His pediatrician has been kind enough to call him precocious. If you ask Webster, precocious means “unusually advanced or mature in development, especially mental development.” Isn’t that nice of her to say about my little baby genius? Although, I know what she really means. I know what is underneath that somewhat patronizing smile of hers. She is saying, “Oh you poor dear!” I get that smile pretty frequently from mothers of various backgrounds. It is a smile that says, “Well, he is certainly going to keep you busy.” Or she may be saying, “I don’t envy you one bit.” Or even worse, “I wonder how tired you will be once he is a toddler.” Precocious. A compliment shrouded in ominous mystery.

I have tried just about everything to get him to close his eyes, aside from tying my hands behind my back, standing on my head, while simultaneously doing air jumping jacks, but if that would work, I would do it. I have spent the night with him in his crib while I sleep and he tugs on my hair, ears, eyebrows, eyelids, and lips. I have listened to his shrieks for hours while my husband and I attempt to accomplish the dreaded ferberizing, also known as sleep training. I have strapped him in his car seat and driven around the block roughly 6,208 times. I have set him in the middle of the living room with every toy in our house and let him play. I have turned on the TV hoping it would hypnotize him to sleep. I have cuddled with him in my own bed. I have stripped him down and wrapped him in the softest of blankets. I have tried tough love. I have tried soft love. I have tried this. I have tried that. I have tried everything, and now I sound like Dr. Seuss.

The result: my son does not sleep.

There are moments when it is funny. There are moments when his complete, unwavering commitment to hating sleep is downright hilarious. When my husband and I look at each other and simply smile because we can’t wait to see what he will try next. There are also moments when I feel like I have fallen right off the sane wagon and plunged headfirst into crazy loon mom.
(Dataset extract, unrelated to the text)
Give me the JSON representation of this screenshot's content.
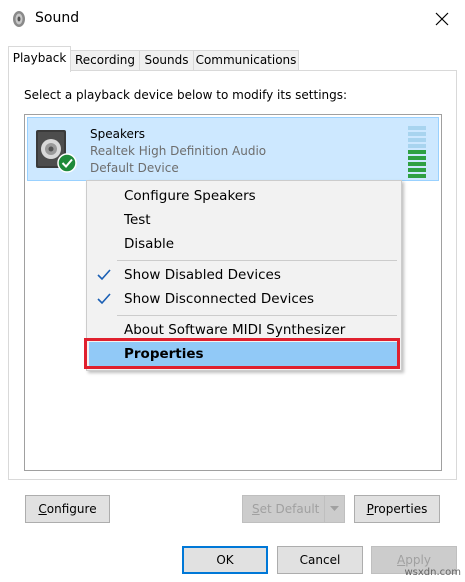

I can see in my husband’s eyes how terrified he is that someday I will not find my way back from the pure, unadulterated and unhinged animal that I morphed into the night before.

I know that I am not alone, but I also know that in the loneliest hours of the night when my husband is sleeping so soundly he may as well be on another planet, I become entirely convinced that my baby is the only 8-month old who still screams on a nightly basis, similar to how I would if I were to be chased around by a clown holding cilantro (I hate clowns… and cilantro). I have prayed a lot of prayers in my day, but my desperate and heartfelt entreaties to God to just let my kid go back to sleep have no doubt become a bit repetitive.


In my small, human mind, it appears as though God never answers these prayers. My son always keeps screaming. It is usually during my 27th prayer of the night that I imagine God looking down on me with some Joker-type smile as he rubs his hands together and laughs like a hyena. He just never seems to hear me, so I never seem to sleep. However, on the night that I am fraying at every end, on the night that I can’t take one more second of my screaming son, God answers. He does not stop the screaming, but he provides me with a moment of clarity, a moment of peace. He reminds me that my son belongs to Him. Because of my precocious little boy, I never get to cuddle him. He is way too busy to bother with cuddles. Except, in the middle of the night, when all he wants is his mom to be awake with him, the cuddles are the best of the best. They are so good that when he does finally fall asleep, I have to force myself to do the same, because I would much rather stare into the face of the beautiful baby that God is giving me the opportunity to raise. This is when I can hear the whisper of my Lord and He is saying, “Tara, enjoy my gift.” That is His answer to my 27th prayer.